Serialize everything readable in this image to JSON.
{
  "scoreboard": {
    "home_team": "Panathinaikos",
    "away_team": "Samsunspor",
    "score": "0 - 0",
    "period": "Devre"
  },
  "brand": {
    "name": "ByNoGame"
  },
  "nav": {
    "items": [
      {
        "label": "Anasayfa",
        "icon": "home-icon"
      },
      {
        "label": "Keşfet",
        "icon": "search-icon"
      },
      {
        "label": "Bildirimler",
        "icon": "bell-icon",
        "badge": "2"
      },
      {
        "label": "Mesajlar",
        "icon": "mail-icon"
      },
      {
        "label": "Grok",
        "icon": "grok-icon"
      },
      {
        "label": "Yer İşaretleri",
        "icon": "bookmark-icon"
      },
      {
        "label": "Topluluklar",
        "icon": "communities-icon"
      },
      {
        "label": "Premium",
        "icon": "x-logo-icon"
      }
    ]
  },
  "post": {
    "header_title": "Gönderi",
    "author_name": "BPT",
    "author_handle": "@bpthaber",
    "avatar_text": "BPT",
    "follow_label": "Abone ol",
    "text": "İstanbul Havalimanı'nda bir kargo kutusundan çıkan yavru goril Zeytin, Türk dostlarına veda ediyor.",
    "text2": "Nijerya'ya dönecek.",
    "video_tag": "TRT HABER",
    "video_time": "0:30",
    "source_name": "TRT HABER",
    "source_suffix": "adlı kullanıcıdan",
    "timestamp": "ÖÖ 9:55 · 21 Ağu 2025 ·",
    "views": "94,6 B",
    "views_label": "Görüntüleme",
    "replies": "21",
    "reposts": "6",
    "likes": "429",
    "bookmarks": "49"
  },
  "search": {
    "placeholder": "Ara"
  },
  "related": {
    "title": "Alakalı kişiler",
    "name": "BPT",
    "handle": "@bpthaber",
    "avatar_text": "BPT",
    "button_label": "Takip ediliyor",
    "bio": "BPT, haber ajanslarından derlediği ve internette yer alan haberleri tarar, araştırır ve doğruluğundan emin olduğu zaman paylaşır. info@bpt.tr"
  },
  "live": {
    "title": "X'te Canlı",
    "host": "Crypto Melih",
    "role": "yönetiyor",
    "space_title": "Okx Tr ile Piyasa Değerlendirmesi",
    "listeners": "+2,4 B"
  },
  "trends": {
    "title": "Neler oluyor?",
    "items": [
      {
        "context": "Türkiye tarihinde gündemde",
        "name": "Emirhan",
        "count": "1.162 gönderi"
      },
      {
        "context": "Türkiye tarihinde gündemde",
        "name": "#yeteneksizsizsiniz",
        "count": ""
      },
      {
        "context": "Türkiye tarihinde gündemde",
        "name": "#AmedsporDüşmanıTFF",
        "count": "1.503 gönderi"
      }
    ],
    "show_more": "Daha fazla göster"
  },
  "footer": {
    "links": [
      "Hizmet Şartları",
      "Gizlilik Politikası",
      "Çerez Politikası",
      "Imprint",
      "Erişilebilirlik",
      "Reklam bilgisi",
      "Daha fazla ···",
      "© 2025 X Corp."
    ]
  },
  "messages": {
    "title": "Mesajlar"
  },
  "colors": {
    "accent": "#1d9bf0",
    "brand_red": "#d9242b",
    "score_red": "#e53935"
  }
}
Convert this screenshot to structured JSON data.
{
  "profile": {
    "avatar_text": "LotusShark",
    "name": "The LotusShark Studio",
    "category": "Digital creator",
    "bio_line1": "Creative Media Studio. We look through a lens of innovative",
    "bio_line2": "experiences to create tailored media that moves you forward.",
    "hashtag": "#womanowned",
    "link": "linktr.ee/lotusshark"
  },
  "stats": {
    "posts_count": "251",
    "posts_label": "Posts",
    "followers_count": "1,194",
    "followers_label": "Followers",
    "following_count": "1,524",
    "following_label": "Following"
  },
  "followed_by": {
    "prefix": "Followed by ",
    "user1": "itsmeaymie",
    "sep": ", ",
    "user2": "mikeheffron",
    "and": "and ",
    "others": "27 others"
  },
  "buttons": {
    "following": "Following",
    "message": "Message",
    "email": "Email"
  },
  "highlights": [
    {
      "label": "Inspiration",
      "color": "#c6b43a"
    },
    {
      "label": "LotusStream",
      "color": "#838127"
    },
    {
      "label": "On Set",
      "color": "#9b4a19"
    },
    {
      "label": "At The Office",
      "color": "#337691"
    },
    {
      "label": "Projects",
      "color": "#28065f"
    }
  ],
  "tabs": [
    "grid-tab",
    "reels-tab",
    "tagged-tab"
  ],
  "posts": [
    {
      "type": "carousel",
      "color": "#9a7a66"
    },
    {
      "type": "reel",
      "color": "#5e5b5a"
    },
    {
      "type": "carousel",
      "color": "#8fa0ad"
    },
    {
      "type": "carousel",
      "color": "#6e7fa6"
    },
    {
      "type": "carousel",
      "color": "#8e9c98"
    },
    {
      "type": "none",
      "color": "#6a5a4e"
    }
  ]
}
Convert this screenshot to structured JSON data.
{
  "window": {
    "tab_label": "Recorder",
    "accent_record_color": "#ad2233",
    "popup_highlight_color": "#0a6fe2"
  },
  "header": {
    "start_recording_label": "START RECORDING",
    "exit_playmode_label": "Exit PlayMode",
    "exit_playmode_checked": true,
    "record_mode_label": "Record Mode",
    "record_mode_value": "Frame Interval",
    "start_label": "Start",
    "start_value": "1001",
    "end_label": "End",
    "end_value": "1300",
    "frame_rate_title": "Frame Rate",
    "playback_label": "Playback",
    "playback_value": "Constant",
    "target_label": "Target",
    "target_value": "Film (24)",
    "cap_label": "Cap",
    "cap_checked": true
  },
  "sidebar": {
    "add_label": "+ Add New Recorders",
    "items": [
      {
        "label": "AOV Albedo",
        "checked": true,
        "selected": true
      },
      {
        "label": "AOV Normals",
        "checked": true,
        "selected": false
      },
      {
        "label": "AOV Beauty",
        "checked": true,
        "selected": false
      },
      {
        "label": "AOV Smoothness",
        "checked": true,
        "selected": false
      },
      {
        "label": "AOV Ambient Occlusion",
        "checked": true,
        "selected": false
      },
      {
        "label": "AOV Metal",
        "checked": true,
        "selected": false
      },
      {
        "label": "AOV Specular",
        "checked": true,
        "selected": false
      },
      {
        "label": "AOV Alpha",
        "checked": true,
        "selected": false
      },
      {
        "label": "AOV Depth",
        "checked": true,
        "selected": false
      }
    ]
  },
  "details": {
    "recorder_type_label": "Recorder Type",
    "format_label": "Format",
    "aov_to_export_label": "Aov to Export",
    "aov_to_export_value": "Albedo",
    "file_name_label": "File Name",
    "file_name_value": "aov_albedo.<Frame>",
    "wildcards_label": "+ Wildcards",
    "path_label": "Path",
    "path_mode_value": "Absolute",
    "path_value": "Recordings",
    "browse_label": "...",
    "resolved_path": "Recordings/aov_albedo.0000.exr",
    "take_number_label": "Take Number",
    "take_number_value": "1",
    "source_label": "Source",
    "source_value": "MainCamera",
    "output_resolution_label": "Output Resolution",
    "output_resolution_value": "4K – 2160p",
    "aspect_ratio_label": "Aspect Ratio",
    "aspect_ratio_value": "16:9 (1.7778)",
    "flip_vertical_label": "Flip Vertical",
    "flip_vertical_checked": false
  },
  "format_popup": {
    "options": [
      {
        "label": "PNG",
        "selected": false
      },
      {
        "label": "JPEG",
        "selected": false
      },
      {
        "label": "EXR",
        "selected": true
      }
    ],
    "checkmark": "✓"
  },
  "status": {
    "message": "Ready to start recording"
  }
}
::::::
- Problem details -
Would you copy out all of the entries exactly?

- Answer for this exercise -
Serialize everything readable in this image to JSON.
{
  "scoreboard": {
    "home_team": "Panathinaikos",
    "away_team": "Samsunspor",
    "score": "0 - 0",
    "period": "Devre"
  },
  "brand": {
    "name": "ByNoGame"
  },
  "nav": {
    "items": [
      {
        "label": "Anasayfa",
        "icon": "home-icon"
      },
      {
        "label": "Keşfet",
        "icon": "search-icon"
      },
      {
        "label": "Bildirimler",
        "icon": "bell-icon",
        "badge": "2"
      },
      {
        "label": "Mesajlar",
        "icon": "mail-icon"
      },
      {
        "label": "Grok",
        "icon": "grok-icon"
      },
      {
        "label": "Yer İşaretleri",
        "icon": "bookmark-icon"
      },
      {
        "label": "Topluluklar",
        "icon": "communities-icon"
      },
      {
        "label": "Premium",
        "icon": "x-logo-icon"
      }
    ]
  },
  "post": {
    "header_title": "Gönderi",
    "author_name": "BPT",
    "author_handle": "@bpthaber",
    "avatar_text": "BPT",
    "follow_label": "Abone ol",
    "text": "İstanbul Havalimanı'nda bir kargo kutusundan çıkan yavru goril Zeytin, Türk dostlarına veda ediyor.",
    "text2": "Nijerya'ya dönecek.",
    "video_tag": "TRT HABER",
    "video_time": "0:30",
    "source_name": "TRT HABER",
    "source_suffix": "adlı kullanıcıdan",
    "timestamp": "ÖÖ 9:55 · 21 Ağu 2025 ·",
    "views": "94,6 B",
    "views_label": "Görüntüleme",
    "replies": "21",
    "reposts": "6",
    "likes": "429",
    "bookmarks": "49"
  },
  "search": {
    "placeholder": "Ara"
  },
  "related": {
    "title": "Alakalı kişiler",
    "name": "BPT",
    "handle": "@bpthaber",
    "avatar_text": "BPT",
    "button_label": "Takip ediliyor",
    "bio": "BPT, haber ajanslarından derlediği ve internette yer alan haberleri tarar, araştırır ve doğruluğundan emin olduğu zaman paylaşır. info@bpt.tr"
  },
  "live": {
    "title": "X'te Canlı",
    "host": "Crypto Melih",
    "role": "yönetiyor",
    "space_title": "Okx Tr ile Piyasa Değerlendirmesi",
    "listeners": "+2,4 B"
  },
  "trends": {
    "title": "Neler oluyor?",
    "items": [
      {
        "context": "Türkiye tarihinde gündemde",
        "name": "Emirhan",
        "count": "1.162 gönderi"
      },
      {
        "context": "Türkiye tarihinde gündemde",
        "name": "#yeteneksizsizsiniz",
        "count": ""
      },
      {
        "context": "Türkiye tarihinde gündemde",
        "name": "#AmedsporDüşmanıTFF",
        "count": "1.503 gönderi"
      }
    ],
    "show_more": "Daha fazla göster"
  },
  "footer": {
    "links": [
      "Hizmet Şartları",
      "Gizlilik Politikası",
      "Çerez Politikası",
      "Imprint",
      "Erişilebilirlik",
      "Reklam bilgisi",
      "Daha fazla ···",
      "© 2025 X Corp."
    ]
  },
  "messages": {
    "title": "Mesajlar"
  },
  "colors": {
    "accent": "#1d9bf0",
    "brand_red": "#d9242b",
    "score_red": "#e53935"
  }
}
Convert this screenshot to structured JSON data.
{
  "profile": {
    "avatar_text": "LotusShark",
    "name": "The LotusShark Studio",
    "category": "Digital creator",
    "bio_line1": "Creative Media Studio. We look through a lens of innovative",
    "bio_line2": "experiences to create tailored media that moves you forward.",
    "hashtag": "#womanowned",
    "link": "linktr.ee/lotusshark"
  },
  "stats": {
    "posts_count": "251",
    "posts_label": "Posts",
    "followers_count": "1,194",
    "followers_label": "Followers",
    "following_count": "1,524",
    "following_label": "Following"
  },
  "followed_by": {
    "prefix": "Followed by ",
    "user1": "itsmeaymie",
    "sep": ", ",
    "user2": "mikeheffron",
    "and": "and ",
    "others": "27 others"
  },
  "buttons": {
    "following": "Following",
    "message": "Message",
    "email": "Email"
  },
  "highlights": [
    {
      "label": "Inspiration",
      "color": "#c6b43a"
    },
    {
      "label": "LotusStream",
      "color": "#838127"
    },
    {
      "label": "On Set",
      "color": "#9b4a19"
    },
    {
      "label": "At The Office",
      "color": "#337691"
    },
    {
      "label": "Projects",
      "color": "#28065f"
    }
  ],
  "tabs": [
    "grid-tab",
    "reels-tab",
    "tagged-tab"
  ],
  "posts": [
    {
      "type": "carousel",
      "color": "#9a7a66"
    },
    {
      "type": "reel",
      "color": "#5e5b5a"
    },
    {
      "type": "carousel",
      "color": "#8fa0ad"
    },
    {
      "type": "carousel",
      "color": "#6e7fa6"
    },
    {
      "type": "carousel",
      "color": "#8e9c98"
    },
    {
      "type": "none",
      "color": "#6a5a4e"
    }
  ]
}
Convert this screenshot to structured JSON data.
{
  "window": {
    "tab_label": "Recorder",
    "accent_record_color": "#ad2233",
    "popup_highlight_color": "#0a6fe2"
  },
  "header": {
    "start_recording_label": "START RECORDING",
    "exit_playmode_label": "Exit PlayMode",
    "exit_playmode_checked": true,
    "record_mode_label": "Record Mode",
    "record_mode_value": "Frame Interval",
    "start_label": "Start",
    "start_value": "1001",
    "end_label": "End",
    "end_value": "1300",
    "frame_rate_title": "Frame Rate",
    "playback_label": "Playback",
    "playback_value": "Constant",
    "target_label": "Target",
    "target_value": "Film (24)",
    "cap_label": "Cap",
    "cap_checked": true
  },
  "sidebar": {
    "add_label": "+ Add New Recorders",
    "items": [
      {
        "label": "AOV Albedo",
        "checked": true,
        "selected": true
      },
      {
        "label": "AOV Normals",
        "checked": true,
        "selected": false
      },
      {
        "label": "AOV Beauty",
        "checked": true,
        "selected": false
      },
      {
        "label": "AOV Smoothness",
        "checked": true,
        "selected": false
      },
      {
        "label": "AOV Ambient Occlusion",
        "checked": true,
        "selected": false
      },
      {
        "label": "AOV Metal",
        "checked": true,
        "selected": false
      },
      {
        "label": "AOV Specular",
        "checked": true,
        "selected": false
      },
      {
        "label": "AOV Alpha",
        "checked": true,
        "selected": false
      },
      {
        "label": "AOV Depth",
        "checked": true,
        "selected": false
      }
    ]
  },
  "details": {
    "recorder_type_label": "Recorder Type",
    "format_label": "Format",
    "aov_to_export_label": "Aov to Export",
    "aov_to_export_value": "Albedo",
    "file_name_label": "File Name",
    "file_name_value": "aov_albedo.<Frame>",
    "wildcards_label": "+ Wildcards",
    "path_label": "Path",
    "path_mode_value": "Absolute",
    "path_value": "Recordings",
    "browse_label": "...",
    "resolved_path": "Recordings/aov_albedo.0000.exr",
    "take_number_label": "Take Number",
    "take_number_value": "1",
    "source_label": "Source",
    "source_value": "MainCamera",
    "output_resolution_label": "Output Resolution",
    "output_resolution_value": "4K – 2160p",
    "aspect_ratio_label": "Aspect Ratio",
    "aspect_ratio_value": "16:9 (1.7778)",
    "flip_vertical_label": "Flip Vertical",
    "flip_vertical_checked": false
  },
  "format_popup": {
    "options": [
      {
        "label": "PNG",
        "selected": false
      },
      {
        "label": "JPEG",
        "selected": false
      },
      {
        "label": "EXR",
        "selected": true
      }
    ],
    "checkmark": "✓"
  },
  "status": {
    "message": "Ready to start recording"
  }
}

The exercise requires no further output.